Try a six month print or digital Life and Work subscription

Home  >  Features  >  Surprised by Jesus


Surprised by Jesus

Surprised by Jesus

Sunday April 4

On Easter Day, the Rt Rev Dr Martin Fair looks at the Road to Emmaus and asks: are you ready to be surprised by Jesus?

There is so much of the Easter narrative that quickens my spirit, or leaves me heavy hearted.

But the part of the drama that excites me most describes what, according to Luke, happened on the afternoon and evening of Resurrection Day. We’re told that two of His followers – Cleopas is the only one named – were on the road from Jerusalem to Emmaus and that they were discussing together ‘everything that had happened.’

Their response to the One who drew alongside them as they walked makes it clear that the everything that had happened’ refers directly to what had happened to their Lord. And though they had probably heard the report of the empty tomb, it seems clear enough that they were heavy-hearted and not at all convinced of the veracity of the report. They were defeated, despondent, dejected, downcast.

Even so, as they neared their destination they asked that their travelling companion stay with them for darkness was falling. Little did they know that light was about to break in.

Here’s what Luke tells us: ‘So He went in to stay with them. While He was reclining at the table with them, He took bread, spoke a blessing and broke it, and gave it to them. Then their eyes were opened and they recognised Jesus – and He disappeared from their sight.’

As He broke bread and blessed it, and gave it to them, their eyes were opened. And then He was gone. But they knew it had been Him.

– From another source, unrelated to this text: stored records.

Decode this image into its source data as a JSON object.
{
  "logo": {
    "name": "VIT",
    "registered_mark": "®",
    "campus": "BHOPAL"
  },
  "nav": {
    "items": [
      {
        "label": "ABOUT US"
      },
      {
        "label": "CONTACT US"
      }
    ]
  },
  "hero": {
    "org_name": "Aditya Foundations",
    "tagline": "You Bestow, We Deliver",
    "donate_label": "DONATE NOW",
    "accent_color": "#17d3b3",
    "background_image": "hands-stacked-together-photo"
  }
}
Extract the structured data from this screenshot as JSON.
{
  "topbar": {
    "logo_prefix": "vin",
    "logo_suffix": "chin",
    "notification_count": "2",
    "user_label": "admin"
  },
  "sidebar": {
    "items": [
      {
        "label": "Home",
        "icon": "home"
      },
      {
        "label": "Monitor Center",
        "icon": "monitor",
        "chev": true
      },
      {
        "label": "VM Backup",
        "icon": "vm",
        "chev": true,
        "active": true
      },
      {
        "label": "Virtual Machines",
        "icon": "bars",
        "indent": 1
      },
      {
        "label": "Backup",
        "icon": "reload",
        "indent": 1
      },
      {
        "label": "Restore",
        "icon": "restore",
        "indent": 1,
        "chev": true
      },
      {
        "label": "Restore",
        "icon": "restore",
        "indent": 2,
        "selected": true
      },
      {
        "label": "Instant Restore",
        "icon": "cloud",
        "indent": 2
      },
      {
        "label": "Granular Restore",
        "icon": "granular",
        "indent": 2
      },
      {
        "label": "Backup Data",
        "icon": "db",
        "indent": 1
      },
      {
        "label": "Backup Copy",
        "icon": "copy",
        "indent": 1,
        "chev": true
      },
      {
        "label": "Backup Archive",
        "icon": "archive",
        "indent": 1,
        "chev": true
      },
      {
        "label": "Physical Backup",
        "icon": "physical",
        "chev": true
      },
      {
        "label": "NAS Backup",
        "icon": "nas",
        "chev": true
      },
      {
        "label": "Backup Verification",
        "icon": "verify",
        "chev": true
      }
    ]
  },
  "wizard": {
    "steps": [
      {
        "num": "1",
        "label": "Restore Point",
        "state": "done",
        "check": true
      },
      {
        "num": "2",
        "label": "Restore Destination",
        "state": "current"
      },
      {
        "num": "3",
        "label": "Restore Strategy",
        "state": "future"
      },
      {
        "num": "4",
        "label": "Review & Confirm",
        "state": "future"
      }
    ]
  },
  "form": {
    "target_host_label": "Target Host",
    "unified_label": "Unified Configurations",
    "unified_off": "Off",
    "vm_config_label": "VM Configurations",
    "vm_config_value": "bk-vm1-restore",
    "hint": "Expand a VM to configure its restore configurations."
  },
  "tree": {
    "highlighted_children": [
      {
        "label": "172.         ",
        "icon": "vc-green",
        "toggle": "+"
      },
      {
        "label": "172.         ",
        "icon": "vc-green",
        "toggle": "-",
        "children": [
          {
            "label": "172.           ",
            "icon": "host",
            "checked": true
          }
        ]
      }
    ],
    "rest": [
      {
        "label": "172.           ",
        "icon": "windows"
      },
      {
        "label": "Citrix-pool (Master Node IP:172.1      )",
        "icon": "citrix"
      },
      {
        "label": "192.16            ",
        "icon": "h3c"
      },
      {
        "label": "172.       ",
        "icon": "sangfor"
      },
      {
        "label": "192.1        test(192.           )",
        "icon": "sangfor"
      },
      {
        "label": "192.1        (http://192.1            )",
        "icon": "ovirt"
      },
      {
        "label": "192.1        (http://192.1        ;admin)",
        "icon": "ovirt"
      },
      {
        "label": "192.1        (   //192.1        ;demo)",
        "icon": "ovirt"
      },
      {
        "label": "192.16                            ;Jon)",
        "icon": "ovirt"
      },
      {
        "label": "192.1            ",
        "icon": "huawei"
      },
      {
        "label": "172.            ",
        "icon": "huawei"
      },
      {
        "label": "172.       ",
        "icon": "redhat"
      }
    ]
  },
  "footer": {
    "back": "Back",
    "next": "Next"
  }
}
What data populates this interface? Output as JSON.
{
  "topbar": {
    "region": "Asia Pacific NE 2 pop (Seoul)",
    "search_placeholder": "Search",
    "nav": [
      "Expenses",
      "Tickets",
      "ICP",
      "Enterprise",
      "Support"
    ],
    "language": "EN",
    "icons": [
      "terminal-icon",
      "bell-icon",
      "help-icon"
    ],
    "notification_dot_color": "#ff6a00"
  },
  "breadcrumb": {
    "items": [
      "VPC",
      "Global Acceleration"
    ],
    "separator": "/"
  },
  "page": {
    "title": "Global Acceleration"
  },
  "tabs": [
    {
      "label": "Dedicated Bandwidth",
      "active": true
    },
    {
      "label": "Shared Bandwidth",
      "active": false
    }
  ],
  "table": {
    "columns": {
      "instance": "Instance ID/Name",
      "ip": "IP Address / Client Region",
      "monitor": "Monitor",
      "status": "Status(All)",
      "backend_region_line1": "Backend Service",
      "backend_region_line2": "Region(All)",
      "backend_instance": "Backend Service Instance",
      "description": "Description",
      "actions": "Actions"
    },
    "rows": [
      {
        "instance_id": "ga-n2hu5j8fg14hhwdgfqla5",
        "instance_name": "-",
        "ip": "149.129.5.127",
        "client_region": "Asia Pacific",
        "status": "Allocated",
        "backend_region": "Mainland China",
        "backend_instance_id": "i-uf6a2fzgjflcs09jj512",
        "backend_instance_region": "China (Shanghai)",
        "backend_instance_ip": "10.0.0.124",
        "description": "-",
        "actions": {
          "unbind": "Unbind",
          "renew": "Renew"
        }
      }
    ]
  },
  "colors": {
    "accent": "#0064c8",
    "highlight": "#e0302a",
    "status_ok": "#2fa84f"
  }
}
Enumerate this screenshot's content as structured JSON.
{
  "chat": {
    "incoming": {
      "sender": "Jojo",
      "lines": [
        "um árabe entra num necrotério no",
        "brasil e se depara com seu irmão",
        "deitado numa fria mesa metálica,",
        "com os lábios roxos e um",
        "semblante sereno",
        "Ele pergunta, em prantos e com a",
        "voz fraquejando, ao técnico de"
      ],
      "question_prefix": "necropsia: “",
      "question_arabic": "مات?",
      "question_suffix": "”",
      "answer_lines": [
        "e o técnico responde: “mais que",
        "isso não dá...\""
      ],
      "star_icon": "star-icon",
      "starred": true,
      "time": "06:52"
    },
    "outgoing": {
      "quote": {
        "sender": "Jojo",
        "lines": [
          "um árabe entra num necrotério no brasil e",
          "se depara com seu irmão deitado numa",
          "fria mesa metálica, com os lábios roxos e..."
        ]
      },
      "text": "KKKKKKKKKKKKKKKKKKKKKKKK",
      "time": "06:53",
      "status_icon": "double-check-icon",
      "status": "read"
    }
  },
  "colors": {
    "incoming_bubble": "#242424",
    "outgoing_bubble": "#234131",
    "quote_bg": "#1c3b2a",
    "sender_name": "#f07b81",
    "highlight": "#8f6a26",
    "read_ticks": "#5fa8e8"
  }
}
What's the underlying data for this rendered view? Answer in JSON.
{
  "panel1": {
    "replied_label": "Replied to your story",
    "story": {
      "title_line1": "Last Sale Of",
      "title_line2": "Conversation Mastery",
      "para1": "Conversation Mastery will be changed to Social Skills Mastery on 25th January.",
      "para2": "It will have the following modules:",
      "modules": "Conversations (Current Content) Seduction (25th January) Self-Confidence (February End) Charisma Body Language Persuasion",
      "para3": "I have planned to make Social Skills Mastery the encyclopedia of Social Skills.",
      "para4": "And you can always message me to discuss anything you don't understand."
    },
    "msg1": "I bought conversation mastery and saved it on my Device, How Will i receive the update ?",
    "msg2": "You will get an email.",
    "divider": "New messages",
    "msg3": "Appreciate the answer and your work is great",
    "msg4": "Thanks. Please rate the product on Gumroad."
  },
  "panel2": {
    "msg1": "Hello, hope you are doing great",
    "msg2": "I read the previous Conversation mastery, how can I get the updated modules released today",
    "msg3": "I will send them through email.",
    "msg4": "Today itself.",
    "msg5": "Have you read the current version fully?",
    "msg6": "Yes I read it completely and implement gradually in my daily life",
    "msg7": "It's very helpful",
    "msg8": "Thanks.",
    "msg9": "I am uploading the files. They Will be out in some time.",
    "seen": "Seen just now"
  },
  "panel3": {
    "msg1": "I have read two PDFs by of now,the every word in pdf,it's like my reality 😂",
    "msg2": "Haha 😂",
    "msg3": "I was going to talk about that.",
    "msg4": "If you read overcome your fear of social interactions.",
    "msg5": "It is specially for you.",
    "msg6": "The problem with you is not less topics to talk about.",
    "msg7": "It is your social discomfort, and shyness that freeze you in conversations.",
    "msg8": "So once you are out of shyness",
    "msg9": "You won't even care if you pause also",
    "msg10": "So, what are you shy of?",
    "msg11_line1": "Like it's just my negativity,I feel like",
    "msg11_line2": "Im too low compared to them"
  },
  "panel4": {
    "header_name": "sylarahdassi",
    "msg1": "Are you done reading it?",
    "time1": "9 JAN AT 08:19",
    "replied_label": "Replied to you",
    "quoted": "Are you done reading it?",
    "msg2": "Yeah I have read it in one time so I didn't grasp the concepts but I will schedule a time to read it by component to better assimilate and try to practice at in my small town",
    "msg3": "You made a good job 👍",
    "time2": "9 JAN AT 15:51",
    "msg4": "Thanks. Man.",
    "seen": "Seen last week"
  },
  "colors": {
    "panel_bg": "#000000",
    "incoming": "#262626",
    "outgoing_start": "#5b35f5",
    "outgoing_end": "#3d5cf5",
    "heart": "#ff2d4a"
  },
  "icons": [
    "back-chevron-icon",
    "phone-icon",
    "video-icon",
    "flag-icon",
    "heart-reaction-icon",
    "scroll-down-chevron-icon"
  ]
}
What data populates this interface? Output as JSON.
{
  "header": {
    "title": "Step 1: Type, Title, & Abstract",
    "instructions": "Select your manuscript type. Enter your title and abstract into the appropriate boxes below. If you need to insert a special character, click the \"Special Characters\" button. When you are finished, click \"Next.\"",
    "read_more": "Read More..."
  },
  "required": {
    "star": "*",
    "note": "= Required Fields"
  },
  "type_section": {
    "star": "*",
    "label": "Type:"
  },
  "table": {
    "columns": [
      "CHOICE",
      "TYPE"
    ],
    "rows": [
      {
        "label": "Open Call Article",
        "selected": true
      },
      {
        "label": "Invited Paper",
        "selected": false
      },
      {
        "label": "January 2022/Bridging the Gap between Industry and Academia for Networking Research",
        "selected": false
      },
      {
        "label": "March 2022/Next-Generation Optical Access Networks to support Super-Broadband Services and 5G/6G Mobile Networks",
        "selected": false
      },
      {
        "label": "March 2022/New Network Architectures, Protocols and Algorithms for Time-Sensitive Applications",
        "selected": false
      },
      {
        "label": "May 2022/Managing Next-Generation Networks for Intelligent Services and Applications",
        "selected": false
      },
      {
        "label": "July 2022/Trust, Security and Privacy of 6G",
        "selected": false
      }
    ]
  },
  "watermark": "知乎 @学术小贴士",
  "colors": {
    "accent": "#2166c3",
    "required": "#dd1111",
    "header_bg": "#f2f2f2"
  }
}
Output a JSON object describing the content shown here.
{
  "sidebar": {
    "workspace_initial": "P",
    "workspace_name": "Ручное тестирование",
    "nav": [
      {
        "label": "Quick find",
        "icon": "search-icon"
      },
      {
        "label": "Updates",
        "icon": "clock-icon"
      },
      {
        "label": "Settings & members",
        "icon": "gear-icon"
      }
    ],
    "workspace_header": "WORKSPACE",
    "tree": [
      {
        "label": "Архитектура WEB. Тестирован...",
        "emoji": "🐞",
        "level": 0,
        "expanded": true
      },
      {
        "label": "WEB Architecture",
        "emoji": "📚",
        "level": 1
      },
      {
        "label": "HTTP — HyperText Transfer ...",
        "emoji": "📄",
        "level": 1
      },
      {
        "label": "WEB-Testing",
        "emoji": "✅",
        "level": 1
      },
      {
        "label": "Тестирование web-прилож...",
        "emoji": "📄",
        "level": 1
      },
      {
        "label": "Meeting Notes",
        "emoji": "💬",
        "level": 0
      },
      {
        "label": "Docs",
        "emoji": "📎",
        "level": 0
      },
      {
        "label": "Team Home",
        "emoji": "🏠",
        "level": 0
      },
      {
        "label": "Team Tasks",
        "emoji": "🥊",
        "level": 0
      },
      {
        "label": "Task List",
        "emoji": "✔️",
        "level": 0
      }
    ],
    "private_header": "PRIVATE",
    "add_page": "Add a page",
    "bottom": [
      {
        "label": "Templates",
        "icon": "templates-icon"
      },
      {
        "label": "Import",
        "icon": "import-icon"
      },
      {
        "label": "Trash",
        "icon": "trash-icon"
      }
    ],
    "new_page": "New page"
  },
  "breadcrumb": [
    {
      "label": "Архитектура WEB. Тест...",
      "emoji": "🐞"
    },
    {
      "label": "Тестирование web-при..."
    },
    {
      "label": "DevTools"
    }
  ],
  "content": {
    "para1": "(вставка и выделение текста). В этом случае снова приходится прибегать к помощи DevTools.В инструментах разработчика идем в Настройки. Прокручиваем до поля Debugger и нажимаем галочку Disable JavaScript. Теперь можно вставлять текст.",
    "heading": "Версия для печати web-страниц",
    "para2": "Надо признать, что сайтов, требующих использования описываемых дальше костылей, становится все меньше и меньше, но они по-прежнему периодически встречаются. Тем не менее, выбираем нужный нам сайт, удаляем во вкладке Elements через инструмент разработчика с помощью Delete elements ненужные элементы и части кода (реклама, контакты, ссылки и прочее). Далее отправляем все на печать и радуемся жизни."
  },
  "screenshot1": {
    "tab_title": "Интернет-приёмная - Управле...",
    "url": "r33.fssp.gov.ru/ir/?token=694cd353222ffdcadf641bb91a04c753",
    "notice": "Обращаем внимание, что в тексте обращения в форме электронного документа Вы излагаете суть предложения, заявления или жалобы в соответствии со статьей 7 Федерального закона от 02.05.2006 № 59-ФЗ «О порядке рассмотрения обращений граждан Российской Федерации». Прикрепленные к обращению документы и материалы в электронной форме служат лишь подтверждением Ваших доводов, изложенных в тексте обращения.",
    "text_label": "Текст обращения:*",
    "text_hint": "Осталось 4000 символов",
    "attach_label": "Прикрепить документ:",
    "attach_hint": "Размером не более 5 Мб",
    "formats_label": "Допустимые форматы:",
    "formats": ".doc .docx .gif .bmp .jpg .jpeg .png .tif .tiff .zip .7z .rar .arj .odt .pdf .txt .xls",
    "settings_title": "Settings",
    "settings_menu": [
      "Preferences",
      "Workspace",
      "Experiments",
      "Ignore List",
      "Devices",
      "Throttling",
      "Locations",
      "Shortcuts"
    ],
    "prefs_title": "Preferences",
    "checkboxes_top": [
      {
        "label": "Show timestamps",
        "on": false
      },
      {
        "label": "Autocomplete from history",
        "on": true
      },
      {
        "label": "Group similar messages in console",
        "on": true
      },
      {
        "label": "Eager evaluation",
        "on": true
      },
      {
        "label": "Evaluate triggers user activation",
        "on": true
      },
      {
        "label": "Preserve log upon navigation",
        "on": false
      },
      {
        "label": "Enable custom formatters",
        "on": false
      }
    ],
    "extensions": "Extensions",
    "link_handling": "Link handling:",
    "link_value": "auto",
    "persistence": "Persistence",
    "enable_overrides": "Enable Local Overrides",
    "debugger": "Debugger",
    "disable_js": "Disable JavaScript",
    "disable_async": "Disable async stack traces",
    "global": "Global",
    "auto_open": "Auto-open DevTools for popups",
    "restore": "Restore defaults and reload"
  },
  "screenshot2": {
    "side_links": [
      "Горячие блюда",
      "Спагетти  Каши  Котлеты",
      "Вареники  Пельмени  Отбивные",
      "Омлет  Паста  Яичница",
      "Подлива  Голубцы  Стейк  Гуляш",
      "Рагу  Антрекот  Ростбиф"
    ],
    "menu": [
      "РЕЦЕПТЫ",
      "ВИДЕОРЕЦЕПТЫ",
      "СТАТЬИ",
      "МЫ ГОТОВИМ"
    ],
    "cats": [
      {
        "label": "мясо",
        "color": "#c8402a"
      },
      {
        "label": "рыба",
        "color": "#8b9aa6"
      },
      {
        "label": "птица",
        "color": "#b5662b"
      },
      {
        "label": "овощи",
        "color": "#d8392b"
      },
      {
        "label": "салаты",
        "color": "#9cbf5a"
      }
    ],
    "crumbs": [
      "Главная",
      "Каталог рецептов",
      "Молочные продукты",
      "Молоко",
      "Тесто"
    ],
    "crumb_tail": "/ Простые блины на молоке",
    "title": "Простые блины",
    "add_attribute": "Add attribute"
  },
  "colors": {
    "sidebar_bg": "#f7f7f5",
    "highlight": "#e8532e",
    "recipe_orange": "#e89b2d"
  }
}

Did they suspect? Was it a hunch, an educated guess? No, they knew, for their hearts burned within them. And with that, despite the lateness of the hour that had, a short time earlier so concerned them, they started out back to Jerusalem. And finding the other believers, ‘the two told what had happened on the road, and how they had recognised Jesus in the breaking of the bread’.

One Easter evening in the mid-nineties, the Emmaus Road account came to life for me in a very special way. The week leading up to Easter had been as hectic as ever, and I just hadn’t had time to prepare a sermon for the evening service.

Going down to the church that evening, I was in a cold sweat. I’d always relied on a word for word script for my preaching. I was going to have to stand in front of a big congregation without a word in front of me and I wasn’t at all confident that when I opened my mouth anything would come out! What could I do but offer a quick-fire prayer and hope for the best?

And then it happened. I started to preach and the words flowed. And flowed and flowed. I’ll never forget the joy of the moment and the sense of freedom and of being really alive. It was as if a fire was burning within me. I could do no other than talk about Jesus, proclaiming Him to be alive.

My preaching was never the same again. There was a new confidence, a sure sense that I had found the ‘me’ within me, the person I was meant to be. What joy!

The passage I preached through that evening? Luke 24:13-35. The Road to Emmaus.

I love that we’re not told the name of the second of the two travellers. It makes it easier for me to imagine that I’m the other person. I can imagine walking and being joined by Jesus and having Him explain the scriptures to me. And I can imagine sitting with Him at the table and having Him offer a blessing and then breaking the bread.

Are you ready to be surprised by Jesus showing up? And as you break bread, do you long to have your eyes opened and to seeing like you’ve never seen before? Do you long to have that fire burning within you?


And in all of this might there be hope for the Church to become what we’re meant to be?

A gathering of those who travel with Jesus.

A gathering of those who share table fellowship with Jesus at the centre.

A gathering of those who are so transformed by having met Jesus that they can do no other than declare Him to be alive.

A gathering of those no longer in retreat but heading back to Jerusalem, the site of cross and tomb.

A gathering of those who will walk with others that they too might come to encounter this Jesus.

A gathering of those who in offering hospitality discover Jesus among them.

May the blessing of the Risen Lord be yours. May He set a fire in your soul that you can’t contain and can’t control.


The Rt Rev Dr Martin Fair is Moderator of the General Assembly of the Church of Scotland.

A longer version of this reflection appears in April's Life and Work. Order or download here.